While numerous businesses offered customers to redeem their vouchers at their own establishments, it gave the Irish Society for the Prevention of Cruelty to Animals (ISPCA) the chance to create a brilliant ad in Saturday’s Irish Examiner.
Taking HMV’s logo and removing the gramophone, it portrayed the HMV dog as abandoned and in need of help. Accompanying this was the caption: “We hope all dogs make it through these tough times,” which delivered the message clearly.
By sympathising with HMV and tying it in with the ISPCA’s purpose in a tasteful manner, it created a powerful ad that was executed perfectly (Image courtesy of Gav Reilly).
The next example follows another recent news story, again in Ireland and the UK, but this time it was done in a less tasteful manner. Paddy Power’s latest stunt focused on the controversy surrounding horse meat being found in beef burgers. Traces of it were found in a number of products, which were quickly removed from sale. However, that didn’t stop people talking about it, nor did it stop the numerous horse puns and jokes that quickly followed.
Not one to shy away from a bit of publicity, Paddy Power quickly took advantage of the situation by setting up a stunt only it would think up of. It set up a burger bar in Dublin city centre where it gave out horse burgers with free cheese.
— Paddy Power Blog (@paddypowerblog) January 16, 2013
What’s impressive about this was the fact that this was done in less than 24 hours. Think of all the printing, finding a portable burger bar and organisation it had to go through to pull this off. For those unfamiliar with Shergar, it was the name of a famous Irish racehorse who was kidnapped by the IRA in the 80s.
Taking place shortly after one of the debates for the 2012 U.S. Presidential election, this is one of the older examples, but definitely one that brands can learn from.
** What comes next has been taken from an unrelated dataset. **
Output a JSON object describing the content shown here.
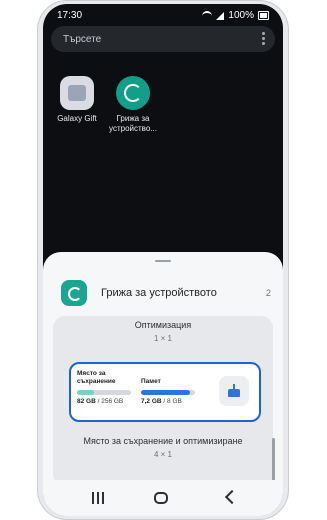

Long story short, the Republician candidate Mitt Romney said that while he loved Big Bird, he wanted to withdraw government funding from PBS, the television network that airs Sesame Street.
After a major outcry, numerous photoshopped images and much activity on Twitter, PBS got in on the action itself through some clever use of Promoted Tweets. While it was still fresh in the minds of users, anytime someone searched for ‘Big Bird’ on Twitter, they would be greeted with a promoted tweet from PBS saying:
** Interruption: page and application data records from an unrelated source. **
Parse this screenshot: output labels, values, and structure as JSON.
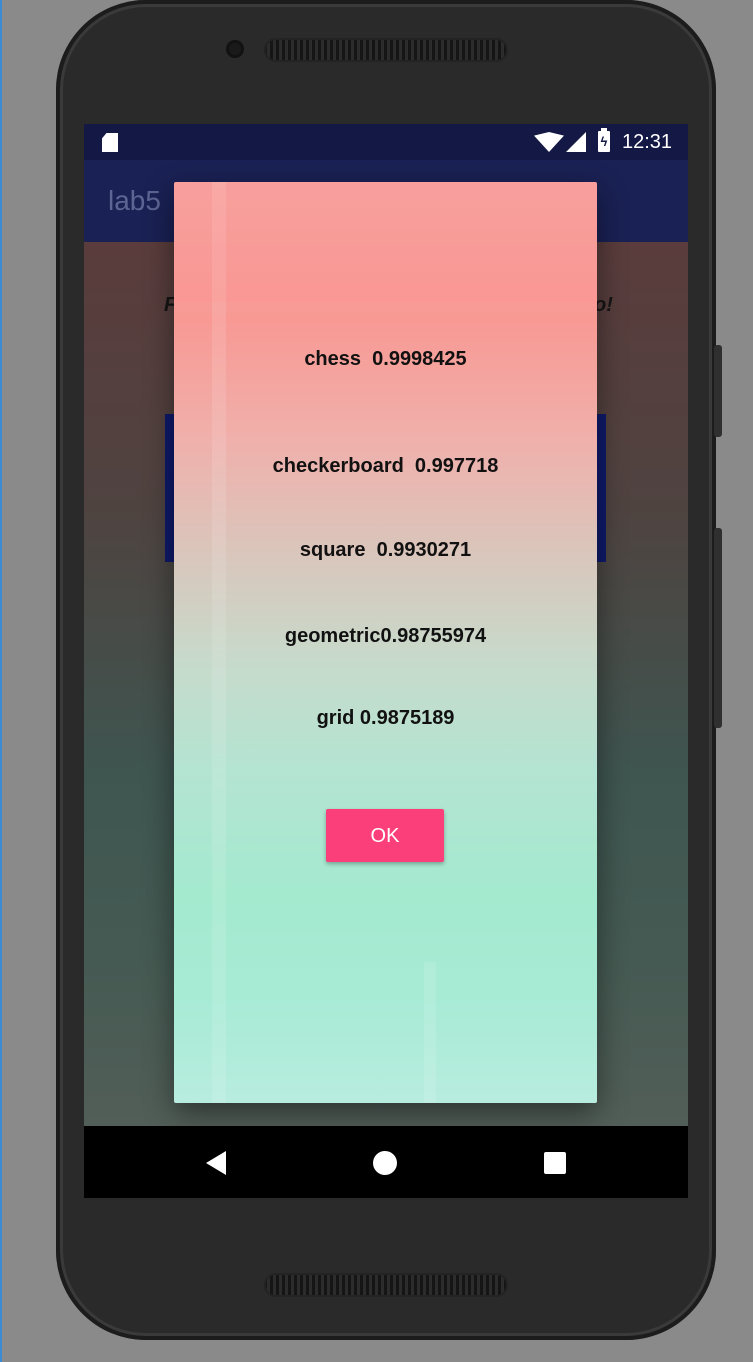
{
  "status_bar": {
    "time": "12:31",
    "icons": [
      "sd-card-icon",
      "wifi-icon",
      "signal-icon",
      "battery-charging-icon"
    ]
  },
  "app_bar": {
    "title": "lab5"
  },
  "background": {
    "text_left": "F",
    "text_right": "o!"
  },
  "dialog": {
    "results": [
      {
        "text": "chess  0.9998425"
      },
      {
        "text": "checkerboard  0.997718"
      },
      {
        "text": "square  0.9930271"
      },
      {
        "text": "geometric0.98755974"
      },
      {
        "text": "grid 0.9875189"
      }
    ],
    "ok_label": "OK"
  },
  "nav_bar": {
    "icons": [
      "back-icon",
      "home-icon",
      "recents-icon"
    ]
  },
  "colors": {
    "status_bar": "#131844",
    "app_bar": "#1a2154",
    "ok_button": "#fa3f7b",
    "dialog_top": "#f89994",
    "dialog_bottom": "#a3eacf"
  }
}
By taking advantage of the situation in a subtle but clever way, PBS’ tweet went a long way as it got retweeted more than 9,000 times, it built upon the mass coverage it was getting already.
Manly Library, Australia
One that wasn’t done with the intention of newsjacking, but still relevant since it fulfills the criteria. After Lance Armstrong’s interview with Oprah last week, Manly Library decided to take action and relocate his autobiographies to a more… appropriate location. After being posted up on Reddit yesterday, the sign has become viral and has been covered by a number of sporting and news sites across the world. Unfortunately, the sign was revealed to be a hoax, but it definitely made Manly Library the most famous library in the world, if only for a few hours.
And How Not To Do It
An oft-repeated example, but important to note that if you’re going to newsjack, don’t choose an emotionally charged situation. Microsoft learnt this the hard way when it decided to donate money to Japan after the tsunami hit it in 2011. It tweeted that for every retweet it got, it would donate $1 to the relief fund. Needless to say, the general public reacted negatively to this gesture.
— Bing (@bing) March 12, 2011
Although that’s certainly not the worst example by any stretch of the imagination. The Aurora shootings last year lead to this rather unfortunate tweet from Celeb Boutique saying “#aurora is trending, clearly because of Kim K inspired #Aurora dress ”. Needless to say, people weren’t impressed and Celeb Boutique quickly removed the offensive tweet before apologising.
The moral of the story: Think before you tweet.